Myhrvold's 'consumer computer' vision in 1991, as published by Men's Journal.
Myhrvold's 'consumer computer' vision in 1991, as published by Men's Journal.

A diagram from 1991, published by Men’s Journal, shows what appears to be a sophisticated mockup of a smart phone, and it comes as no surprise that it was from the deep and mysterious vaults of Nathan Myhrvold, ex-Microsoft tech chief.

Myhrvold has been in the news quite a bit in the past year – This American Life raked him over the coals in its long, thorough investigation of patent trolling; and then he received a tremendous amount of coverage for his esoteric and expensive cookbooks.

In its long article on Myhrvold, Men’s Journal explored the motivations and insights of the Seattle genius who founded Intellectual Ventures, studied astrophysics with Stephen Hawking and who has a giant Tyrannasaurus rex skeleton at his home, among many other attributes.

And the magazine also shared what could be one of Microsoft’s great misses:

In 1991, Myhrvold predicted the emergence of the iPhone down to the smallest detail, describing a “digital wallet” that would consolidate all personal communication — telephone, schedule manager, notepad, contacts, and a library of music and books, all in one. It would record and archive everything you asked it to, he surmised. “The cost will not be very high,” he wrote. “It is pretty easy to imagine a $400 to $1,000 retail price.” Microsoft, however, was too cost conscious and risk averse to execute Myhrvold’s vision. “Hey, it was better than predicting the wrong thing,” Myhrvold says now. “Sitting around being bitter all the time, that’s not fun. But Microsoft certainly could have done more about it …”
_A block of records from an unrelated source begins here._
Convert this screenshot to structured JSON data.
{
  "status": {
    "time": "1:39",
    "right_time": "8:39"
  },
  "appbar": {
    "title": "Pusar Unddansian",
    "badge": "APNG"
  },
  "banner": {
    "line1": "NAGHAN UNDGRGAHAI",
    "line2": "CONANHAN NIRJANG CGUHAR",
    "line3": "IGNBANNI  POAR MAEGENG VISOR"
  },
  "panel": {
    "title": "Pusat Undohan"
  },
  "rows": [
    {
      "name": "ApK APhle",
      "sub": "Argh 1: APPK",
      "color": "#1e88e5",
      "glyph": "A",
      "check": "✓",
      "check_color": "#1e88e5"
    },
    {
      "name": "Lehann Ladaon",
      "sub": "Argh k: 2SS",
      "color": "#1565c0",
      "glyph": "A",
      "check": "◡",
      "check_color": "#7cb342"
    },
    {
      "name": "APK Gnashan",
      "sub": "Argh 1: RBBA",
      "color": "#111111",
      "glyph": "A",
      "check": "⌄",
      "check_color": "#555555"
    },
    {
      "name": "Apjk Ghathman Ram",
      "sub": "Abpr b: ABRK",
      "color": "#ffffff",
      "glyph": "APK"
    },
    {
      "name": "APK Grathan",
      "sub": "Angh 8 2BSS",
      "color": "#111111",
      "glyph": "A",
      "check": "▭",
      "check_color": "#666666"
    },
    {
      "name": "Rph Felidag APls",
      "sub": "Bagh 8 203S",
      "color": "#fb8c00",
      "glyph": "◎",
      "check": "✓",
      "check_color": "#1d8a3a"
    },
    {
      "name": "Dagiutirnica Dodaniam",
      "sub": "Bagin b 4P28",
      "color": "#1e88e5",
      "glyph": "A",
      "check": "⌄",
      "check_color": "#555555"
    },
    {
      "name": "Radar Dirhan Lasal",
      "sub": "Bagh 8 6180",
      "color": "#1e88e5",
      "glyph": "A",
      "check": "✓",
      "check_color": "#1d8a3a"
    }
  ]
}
What will Myhrvold’s wild intellectual kingdom reveal next?